Problem details:
Your task is to copy each line of the material that includes "JSON".
**********
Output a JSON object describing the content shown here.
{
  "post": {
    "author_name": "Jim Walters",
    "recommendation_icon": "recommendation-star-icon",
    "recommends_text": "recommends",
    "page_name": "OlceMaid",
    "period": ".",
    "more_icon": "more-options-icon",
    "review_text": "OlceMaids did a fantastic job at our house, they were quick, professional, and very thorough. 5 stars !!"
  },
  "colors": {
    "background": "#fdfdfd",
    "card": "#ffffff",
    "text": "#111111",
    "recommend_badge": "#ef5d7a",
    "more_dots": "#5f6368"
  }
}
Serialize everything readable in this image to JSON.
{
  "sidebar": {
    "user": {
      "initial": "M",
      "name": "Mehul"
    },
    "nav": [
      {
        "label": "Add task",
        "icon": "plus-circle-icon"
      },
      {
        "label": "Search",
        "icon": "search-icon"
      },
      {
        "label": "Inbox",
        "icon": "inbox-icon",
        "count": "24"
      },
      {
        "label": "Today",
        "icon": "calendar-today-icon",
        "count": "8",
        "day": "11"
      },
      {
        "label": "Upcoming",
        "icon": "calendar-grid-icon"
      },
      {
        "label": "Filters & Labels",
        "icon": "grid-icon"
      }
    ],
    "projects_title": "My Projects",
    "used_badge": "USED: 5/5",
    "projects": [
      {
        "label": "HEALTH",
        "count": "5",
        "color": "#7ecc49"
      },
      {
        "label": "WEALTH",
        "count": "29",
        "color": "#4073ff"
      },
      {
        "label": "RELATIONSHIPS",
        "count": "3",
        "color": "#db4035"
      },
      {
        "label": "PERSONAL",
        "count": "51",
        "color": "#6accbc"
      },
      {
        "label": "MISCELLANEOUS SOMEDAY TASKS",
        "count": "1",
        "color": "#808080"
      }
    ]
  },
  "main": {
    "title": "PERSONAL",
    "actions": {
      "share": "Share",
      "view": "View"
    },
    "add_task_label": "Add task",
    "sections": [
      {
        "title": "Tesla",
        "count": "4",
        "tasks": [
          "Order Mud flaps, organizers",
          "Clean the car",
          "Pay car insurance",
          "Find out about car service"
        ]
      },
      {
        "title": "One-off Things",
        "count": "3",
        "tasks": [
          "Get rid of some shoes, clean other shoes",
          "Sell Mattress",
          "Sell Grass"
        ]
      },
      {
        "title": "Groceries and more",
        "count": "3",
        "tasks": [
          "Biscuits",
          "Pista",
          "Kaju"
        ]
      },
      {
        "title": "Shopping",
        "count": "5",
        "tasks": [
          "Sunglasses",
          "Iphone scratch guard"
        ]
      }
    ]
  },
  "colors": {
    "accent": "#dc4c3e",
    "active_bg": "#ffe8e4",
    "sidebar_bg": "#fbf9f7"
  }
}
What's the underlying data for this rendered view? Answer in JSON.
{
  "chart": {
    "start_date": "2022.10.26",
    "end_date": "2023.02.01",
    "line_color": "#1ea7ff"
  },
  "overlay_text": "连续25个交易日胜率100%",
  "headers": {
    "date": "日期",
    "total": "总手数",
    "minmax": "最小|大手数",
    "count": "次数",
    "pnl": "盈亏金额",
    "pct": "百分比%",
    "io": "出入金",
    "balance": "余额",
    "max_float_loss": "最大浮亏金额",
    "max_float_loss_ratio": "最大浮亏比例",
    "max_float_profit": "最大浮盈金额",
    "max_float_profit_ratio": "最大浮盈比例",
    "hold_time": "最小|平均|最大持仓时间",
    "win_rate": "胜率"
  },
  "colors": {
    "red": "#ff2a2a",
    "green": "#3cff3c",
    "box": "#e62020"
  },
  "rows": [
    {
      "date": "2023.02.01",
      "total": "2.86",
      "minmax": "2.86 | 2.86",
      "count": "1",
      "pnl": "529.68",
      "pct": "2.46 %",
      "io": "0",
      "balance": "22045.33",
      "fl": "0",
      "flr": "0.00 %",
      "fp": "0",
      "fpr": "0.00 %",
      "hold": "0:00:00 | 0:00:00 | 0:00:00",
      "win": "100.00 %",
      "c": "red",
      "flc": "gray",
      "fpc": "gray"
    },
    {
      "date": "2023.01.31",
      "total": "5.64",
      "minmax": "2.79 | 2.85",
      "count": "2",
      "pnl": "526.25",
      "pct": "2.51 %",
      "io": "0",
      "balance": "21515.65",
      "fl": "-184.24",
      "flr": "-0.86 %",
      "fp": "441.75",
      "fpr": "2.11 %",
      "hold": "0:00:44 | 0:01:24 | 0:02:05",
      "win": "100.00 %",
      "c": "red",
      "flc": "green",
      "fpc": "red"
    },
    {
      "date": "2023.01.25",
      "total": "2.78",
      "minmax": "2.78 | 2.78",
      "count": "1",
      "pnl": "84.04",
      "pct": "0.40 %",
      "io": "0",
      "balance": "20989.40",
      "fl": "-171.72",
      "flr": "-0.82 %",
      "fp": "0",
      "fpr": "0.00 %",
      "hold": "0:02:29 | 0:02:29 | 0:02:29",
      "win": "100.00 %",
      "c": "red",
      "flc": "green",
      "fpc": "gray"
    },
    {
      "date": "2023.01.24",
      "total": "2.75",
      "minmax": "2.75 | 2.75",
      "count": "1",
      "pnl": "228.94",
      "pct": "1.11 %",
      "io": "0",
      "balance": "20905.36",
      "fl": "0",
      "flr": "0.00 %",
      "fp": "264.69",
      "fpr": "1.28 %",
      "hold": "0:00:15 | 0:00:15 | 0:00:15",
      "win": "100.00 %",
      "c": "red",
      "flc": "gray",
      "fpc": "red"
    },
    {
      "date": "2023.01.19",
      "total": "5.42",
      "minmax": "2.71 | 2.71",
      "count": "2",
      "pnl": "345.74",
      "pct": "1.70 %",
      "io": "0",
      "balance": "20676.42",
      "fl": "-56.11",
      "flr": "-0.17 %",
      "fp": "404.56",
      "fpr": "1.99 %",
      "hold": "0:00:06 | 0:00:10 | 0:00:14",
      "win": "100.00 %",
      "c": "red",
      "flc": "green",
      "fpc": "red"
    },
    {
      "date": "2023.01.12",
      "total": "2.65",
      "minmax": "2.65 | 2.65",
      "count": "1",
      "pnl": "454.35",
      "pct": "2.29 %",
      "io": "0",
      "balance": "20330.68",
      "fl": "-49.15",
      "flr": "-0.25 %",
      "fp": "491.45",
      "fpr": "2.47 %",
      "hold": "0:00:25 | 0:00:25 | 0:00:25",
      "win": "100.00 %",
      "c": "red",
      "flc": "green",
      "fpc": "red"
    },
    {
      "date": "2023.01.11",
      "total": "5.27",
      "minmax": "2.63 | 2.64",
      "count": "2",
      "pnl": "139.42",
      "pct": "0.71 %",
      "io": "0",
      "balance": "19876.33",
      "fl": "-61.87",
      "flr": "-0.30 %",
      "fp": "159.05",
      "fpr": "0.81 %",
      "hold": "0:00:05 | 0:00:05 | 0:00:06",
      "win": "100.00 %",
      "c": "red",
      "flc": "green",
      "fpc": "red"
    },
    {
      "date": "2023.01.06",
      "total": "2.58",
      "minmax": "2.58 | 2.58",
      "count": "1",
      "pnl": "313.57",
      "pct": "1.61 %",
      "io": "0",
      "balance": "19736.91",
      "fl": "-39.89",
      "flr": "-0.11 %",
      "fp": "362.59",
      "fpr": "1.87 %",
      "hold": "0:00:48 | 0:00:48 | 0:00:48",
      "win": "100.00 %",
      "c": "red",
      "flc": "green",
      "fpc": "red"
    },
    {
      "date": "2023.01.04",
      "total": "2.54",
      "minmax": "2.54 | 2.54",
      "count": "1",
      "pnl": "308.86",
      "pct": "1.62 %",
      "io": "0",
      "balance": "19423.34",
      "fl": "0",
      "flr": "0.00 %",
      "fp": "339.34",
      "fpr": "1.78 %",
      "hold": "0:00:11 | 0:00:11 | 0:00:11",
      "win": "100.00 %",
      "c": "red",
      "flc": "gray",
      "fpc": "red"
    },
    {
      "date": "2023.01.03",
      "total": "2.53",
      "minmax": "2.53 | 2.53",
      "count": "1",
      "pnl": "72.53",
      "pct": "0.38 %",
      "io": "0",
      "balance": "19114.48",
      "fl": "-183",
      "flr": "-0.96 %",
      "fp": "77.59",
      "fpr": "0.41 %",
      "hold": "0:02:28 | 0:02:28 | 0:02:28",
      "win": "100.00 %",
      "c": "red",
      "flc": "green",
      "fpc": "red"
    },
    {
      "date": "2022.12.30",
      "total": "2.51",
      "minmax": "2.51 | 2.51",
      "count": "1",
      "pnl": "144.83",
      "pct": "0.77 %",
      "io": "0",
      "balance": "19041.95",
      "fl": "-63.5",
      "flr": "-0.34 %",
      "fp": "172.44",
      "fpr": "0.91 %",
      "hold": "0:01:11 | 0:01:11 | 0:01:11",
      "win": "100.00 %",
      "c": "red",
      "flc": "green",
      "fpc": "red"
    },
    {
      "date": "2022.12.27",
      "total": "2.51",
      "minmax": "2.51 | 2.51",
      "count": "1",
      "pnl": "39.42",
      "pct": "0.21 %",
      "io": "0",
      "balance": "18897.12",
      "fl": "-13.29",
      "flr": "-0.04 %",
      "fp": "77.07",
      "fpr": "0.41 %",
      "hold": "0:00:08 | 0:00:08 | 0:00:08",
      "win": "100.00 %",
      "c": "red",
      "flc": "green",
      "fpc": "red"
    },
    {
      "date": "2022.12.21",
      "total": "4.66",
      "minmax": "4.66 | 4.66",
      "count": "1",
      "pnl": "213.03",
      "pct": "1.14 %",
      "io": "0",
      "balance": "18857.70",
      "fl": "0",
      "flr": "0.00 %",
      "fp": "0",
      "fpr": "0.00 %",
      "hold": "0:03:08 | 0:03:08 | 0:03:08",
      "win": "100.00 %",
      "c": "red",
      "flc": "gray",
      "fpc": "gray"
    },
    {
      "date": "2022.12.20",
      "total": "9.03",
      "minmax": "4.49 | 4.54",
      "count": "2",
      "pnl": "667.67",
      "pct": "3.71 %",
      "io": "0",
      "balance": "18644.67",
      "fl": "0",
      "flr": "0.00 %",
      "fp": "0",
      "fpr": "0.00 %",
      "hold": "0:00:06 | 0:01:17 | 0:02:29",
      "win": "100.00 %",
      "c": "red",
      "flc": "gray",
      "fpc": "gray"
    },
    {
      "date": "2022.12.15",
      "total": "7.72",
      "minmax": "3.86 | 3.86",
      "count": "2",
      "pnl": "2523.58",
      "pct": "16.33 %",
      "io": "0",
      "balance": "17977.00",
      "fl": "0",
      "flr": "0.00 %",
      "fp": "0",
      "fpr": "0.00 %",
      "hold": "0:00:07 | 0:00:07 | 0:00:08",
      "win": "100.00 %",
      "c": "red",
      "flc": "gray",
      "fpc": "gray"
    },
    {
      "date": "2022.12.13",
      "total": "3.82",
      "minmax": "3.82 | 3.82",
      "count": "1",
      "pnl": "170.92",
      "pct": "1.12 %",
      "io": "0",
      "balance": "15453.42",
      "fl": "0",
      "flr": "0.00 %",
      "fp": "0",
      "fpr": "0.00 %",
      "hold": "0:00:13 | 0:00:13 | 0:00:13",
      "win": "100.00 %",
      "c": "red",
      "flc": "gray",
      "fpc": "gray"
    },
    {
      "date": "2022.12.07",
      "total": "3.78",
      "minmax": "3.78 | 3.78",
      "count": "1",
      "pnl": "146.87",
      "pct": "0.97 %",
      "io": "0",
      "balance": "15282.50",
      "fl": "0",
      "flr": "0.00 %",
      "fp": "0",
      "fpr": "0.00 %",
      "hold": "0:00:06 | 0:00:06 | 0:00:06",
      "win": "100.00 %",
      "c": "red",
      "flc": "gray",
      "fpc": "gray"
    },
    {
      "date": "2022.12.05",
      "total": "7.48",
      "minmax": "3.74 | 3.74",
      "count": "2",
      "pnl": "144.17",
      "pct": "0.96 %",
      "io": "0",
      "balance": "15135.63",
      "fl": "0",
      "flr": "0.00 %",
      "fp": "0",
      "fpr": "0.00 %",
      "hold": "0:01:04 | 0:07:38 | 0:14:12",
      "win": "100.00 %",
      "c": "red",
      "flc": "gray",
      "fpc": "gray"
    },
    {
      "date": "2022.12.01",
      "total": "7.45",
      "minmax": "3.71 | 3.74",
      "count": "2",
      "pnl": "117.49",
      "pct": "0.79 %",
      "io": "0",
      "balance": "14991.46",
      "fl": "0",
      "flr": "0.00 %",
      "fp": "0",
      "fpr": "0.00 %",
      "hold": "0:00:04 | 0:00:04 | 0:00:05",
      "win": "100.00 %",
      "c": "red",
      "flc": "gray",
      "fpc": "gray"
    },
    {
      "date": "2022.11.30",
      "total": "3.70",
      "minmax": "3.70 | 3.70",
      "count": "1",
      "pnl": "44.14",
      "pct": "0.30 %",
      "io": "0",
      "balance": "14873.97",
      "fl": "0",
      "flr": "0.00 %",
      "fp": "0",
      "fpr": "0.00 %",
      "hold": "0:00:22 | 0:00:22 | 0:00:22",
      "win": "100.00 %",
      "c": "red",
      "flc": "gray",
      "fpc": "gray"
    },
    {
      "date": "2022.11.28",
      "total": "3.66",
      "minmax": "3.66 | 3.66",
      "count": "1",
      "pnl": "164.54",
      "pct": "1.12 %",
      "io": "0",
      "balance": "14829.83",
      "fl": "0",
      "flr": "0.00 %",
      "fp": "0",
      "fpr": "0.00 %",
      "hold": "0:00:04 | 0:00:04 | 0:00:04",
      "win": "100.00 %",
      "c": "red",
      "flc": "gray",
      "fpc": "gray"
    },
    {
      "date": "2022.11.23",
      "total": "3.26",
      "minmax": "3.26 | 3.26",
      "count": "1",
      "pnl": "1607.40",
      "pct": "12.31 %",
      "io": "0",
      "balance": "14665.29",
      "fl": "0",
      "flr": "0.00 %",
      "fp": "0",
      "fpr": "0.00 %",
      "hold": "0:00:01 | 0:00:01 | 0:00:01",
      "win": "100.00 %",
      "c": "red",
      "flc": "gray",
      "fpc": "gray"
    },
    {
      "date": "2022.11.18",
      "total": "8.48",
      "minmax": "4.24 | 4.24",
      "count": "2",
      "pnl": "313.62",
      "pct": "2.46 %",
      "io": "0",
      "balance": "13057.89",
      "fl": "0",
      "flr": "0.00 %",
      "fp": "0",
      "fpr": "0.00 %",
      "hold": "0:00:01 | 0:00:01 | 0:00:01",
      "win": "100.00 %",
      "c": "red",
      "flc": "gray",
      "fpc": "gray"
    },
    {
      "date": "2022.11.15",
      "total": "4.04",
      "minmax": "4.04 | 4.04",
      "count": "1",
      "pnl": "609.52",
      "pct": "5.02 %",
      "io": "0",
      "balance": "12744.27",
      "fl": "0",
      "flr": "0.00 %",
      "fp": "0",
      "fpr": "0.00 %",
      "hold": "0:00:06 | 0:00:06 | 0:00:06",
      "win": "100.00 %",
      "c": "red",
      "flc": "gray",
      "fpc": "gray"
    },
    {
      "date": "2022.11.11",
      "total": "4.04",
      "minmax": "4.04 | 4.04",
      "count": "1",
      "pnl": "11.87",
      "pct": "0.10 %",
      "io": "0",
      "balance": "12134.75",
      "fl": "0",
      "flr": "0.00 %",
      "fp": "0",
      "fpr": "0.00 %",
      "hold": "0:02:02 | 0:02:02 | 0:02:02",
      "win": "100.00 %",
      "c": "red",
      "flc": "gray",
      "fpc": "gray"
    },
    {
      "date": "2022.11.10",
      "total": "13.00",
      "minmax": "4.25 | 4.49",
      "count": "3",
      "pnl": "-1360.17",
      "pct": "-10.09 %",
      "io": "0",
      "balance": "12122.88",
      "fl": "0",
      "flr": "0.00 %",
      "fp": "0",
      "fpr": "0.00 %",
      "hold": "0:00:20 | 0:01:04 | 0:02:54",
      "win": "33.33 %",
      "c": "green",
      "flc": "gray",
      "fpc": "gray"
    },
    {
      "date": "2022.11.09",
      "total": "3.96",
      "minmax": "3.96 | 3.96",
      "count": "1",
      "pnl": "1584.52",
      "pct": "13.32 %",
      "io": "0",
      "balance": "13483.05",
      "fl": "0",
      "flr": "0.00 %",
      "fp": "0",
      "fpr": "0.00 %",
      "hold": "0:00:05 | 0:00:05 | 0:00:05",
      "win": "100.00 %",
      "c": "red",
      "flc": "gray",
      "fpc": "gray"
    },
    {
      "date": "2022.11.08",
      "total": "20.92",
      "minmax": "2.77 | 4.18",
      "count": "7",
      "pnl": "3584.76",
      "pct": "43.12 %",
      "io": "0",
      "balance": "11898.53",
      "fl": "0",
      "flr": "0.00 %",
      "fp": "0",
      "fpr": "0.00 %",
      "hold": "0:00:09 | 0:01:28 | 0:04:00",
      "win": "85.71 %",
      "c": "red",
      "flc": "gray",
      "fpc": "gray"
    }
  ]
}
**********
Finished task:
Output a JSON object describing the content shown here.
Serialize everything readable in this image to JSON.
What's the underlying data for this rendered view? Answer in JSON.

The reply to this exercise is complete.